A highly sought-after commercial office condo with an expansive warehouse located in a NW Broward industrial park. Zoning IRD consisting of about 5,396 adjusted square feet. The effective year built is 2006. Completely remodeled this property includes tile throughout (office), plenty of private spaces, and a well-organized double-height ceiling warehouse. This property is being sold with business listing 0101-931506. Please refer to listing 0101769331, business broker Tom Milana 561-702-6867 when inquiring about this listing.


  • Asking Price: $1,600,000
  • Cash Flow: N/A
  • Gross Revenue: N/A
  • FF&E: N/A
  • Inventory: N/A
  • Inventory Included: N/A
  • Established: 2005

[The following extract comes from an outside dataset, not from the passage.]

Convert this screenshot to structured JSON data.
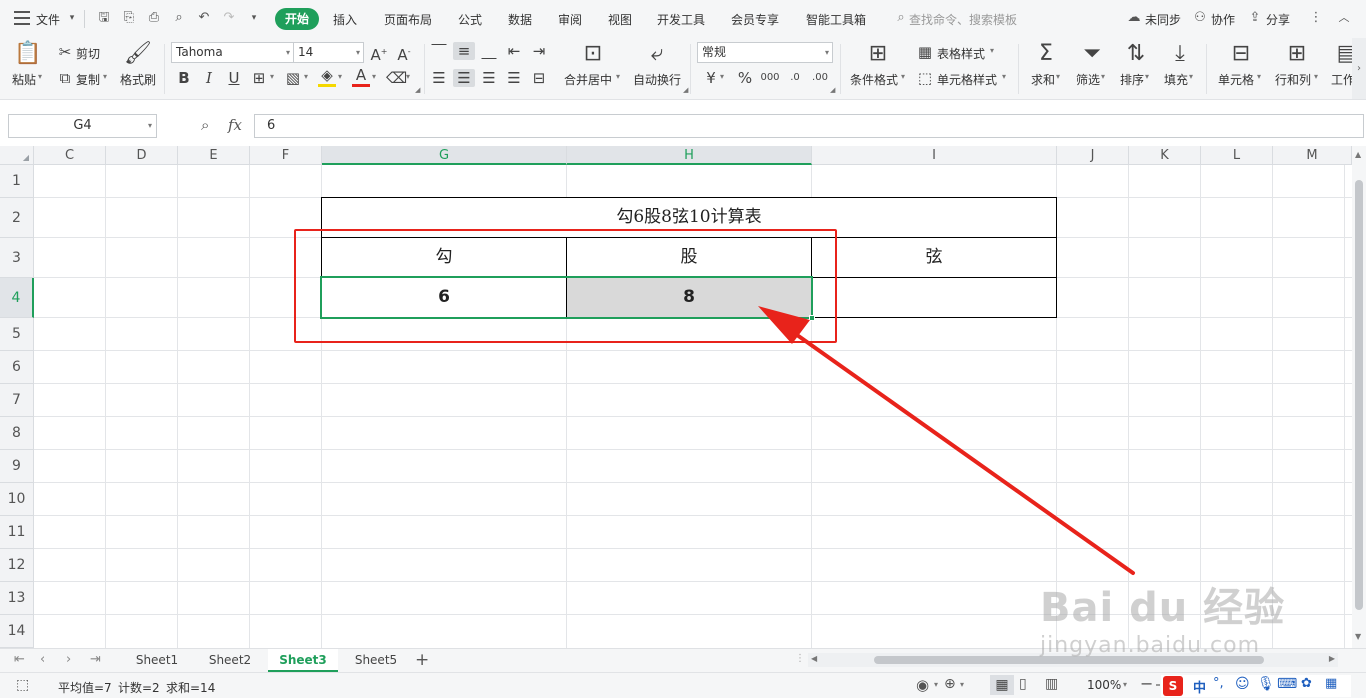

Detailed Information

  • Property Owned or Leased:Own
  • Property Included:Yes
  • Building Square Footage:N/A
  • Lot Size:N/A
  • Total Number of Employees:N/A
  • Furniture, Fixtures and Equipment:N/A
Purpose For Selling:

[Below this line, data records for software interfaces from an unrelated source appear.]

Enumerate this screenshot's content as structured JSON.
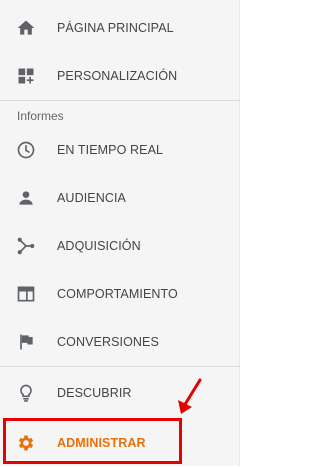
{
  "nav": {
    "top_items": [
      {
        "label": "PÁGINA PRINCIPAL",
        "icon": "home-icon"
      },
      {
        "label": "PERSONALIZACIÓN",
        "icon": "dashboard-plus-icon"
      }
    ],
    "section_title": "Informes",
    "report_items": [
      {
        "label": "EN TIEMPO REAL",
        "icon": "clock-icon"
      },
      {
        "label": "AUDIENCIA",
        "icon": "person-icon"
      },
      {
        "label": "ADQUISICIÓN",
        "icon": "acquisition-icon"
      },
      {
        "label": "COMPORTAMIENTO",
        "icon": "behavior-window-icon"
      },
      {
        "label": "CONVERSIONES",
        "icon": "flag-icon"
      }
    ],
    "bottom_items": [
      {
        "label": "DESCUBRIR",
        "icon": "lightbulb-icon"
      },
      {
        "label": "ADMINISTRAR",
        "icon": "gear-icon"
      }
    ]
  },
  "colors": {
    "icon": "#5f6368",
    "label": "#444444",
    "admin_accent": "#e8710a",
    "highlight": "#e60000",
    "sidebar_bg": "#f5f5f5"
  }
}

Retirement - Sale of Business

Pros and Cons:

Retirement - Sale of Business

Additional Info

The company was started in 2005, making the business 17 years old.

Why is the Current Owner Selling The Business?

There are all kinds of reasons people decide to sell operating businesses. Nevertheless, the real reason and the one they tell you may be 2 totally different things. As an example, they might state "I have too many various responsibilities" or "I am retiring". For numerous sellers, these factors are valid. But, for some, these may simply be reasons to try to hide the reality of altering demographics, increased competitors, current reduction in revenues, or a variety of other factors. This is why it is really vital that you not count completely on a seller's word, but instead, utilize the seller's solution together with your overall due diligence. This will repaint a more realistic image of the business's current scenario.

Existing Debts and Future Obligations

If the current company is in debt, which numerous businesses are, then you will need to consider this when valuating/preparing your offer. Many companies borrow money so as to cover things like supplies, payroll, accounts payable, so on and so forth. Remember that sometimes this can suggest that earnings margins are too tight. Numerous businesses fall into a revolving door of taking on debt as a way to pay back other loans. In addition to debts, there may also be future commitments to think about. There may be an outstanding lease on equipment or the structure where the business resides. The business may have existing contracts with vendors that need to be met or may result in charges if canceled early.

Understanding the Customer Base, Competition and Area Demographics

Just how do businesses in the location bring in new customers? Most times, companies have repeat consumers, which create the core of their day-to-day earnings. Specific variables such as brand-new competitors growing up around the location, roadway building and construction, and also staff turnover can affect repeat clients and also adversely affect future revenues. One essential thing to think about is the area of the business. Is it in a very trafficked shopping center, or is it concealed from the main road? Certainly, the more individuals that see the business regularly, the higher the chance to construct a returning customer base. A last thought is the general location demographics. Is the business placed in a largely inhabited city, or is it situated on the outskirts of town? How might the local typical home earnings effect future earnings potential?